== Your objective ==
All lines in the data that hold the word "name" need copying.

(Excerpts from an interface dataset)
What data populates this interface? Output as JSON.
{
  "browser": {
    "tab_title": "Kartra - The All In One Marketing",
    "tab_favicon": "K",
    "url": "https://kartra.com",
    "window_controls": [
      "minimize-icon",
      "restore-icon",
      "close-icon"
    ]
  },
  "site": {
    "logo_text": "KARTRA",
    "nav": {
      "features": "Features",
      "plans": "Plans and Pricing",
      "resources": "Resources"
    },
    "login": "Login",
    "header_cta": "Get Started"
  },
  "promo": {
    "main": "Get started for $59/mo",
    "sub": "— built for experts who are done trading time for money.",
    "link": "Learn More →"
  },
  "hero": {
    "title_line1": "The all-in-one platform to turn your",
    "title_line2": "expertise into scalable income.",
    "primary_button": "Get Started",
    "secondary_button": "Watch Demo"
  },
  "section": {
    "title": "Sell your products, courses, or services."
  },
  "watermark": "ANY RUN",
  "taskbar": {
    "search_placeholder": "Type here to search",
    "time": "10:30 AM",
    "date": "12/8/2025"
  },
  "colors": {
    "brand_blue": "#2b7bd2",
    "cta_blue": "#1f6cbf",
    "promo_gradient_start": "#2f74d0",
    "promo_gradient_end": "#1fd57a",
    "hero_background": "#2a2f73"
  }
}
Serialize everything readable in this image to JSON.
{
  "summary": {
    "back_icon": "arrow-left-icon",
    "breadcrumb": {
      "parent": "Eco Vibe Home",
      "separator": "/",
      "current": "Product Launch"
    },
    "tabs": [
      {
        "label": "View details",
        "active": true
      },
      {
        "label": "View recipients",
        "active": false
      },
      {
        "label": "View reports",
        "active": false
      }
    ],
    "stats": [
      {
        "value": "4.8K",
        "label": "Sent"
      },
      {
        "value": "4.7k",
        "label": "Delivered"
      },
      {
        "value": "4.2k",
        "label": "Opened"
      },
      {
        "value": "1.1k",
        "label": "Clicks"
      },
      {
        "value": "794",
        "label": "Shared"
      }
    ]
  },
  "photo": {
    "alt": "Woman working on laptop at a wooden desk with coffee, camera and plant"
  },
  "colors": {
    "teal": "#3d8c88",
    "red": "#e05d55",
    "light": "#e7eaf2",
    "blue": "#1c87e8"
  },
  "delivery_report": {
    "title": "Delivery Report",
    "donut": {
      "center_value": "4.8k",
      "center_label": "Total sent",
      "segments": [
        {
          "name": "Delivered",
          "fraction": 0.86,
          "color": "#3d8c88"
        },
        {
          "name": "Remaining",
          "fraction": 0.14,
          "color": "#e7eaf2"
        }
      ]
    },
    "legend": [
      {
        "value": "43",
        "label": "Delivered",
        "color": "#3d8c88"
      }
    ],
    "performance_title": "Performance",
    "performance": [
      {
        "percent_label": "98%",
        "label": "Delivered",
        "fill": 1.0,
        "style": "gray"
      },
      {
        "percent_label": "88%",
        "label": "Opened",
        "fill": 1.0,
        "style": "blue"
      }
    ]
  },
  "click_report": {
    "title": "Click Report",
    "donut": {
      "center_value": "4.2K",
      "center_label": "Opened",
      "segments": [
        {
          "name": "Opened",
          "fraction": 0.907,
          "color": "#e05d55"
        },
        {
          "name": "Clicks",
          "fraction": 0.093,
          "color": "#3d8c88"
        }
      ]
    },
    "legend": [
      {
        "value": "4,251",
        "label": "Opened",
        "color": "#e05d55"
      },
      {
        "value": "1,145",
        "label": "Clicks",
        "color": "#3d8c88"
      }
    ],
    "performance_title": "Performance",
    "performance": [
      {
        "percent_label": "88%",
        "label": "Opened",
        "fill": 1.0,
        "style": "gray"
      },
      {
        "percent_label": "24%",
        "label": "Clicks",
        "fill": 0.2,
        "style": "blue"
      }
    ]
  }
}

== Reply to the task ==
          "name": "Delivered",
          "name": "Remaining",
          "name": "Opened",
          "name": "Clicks",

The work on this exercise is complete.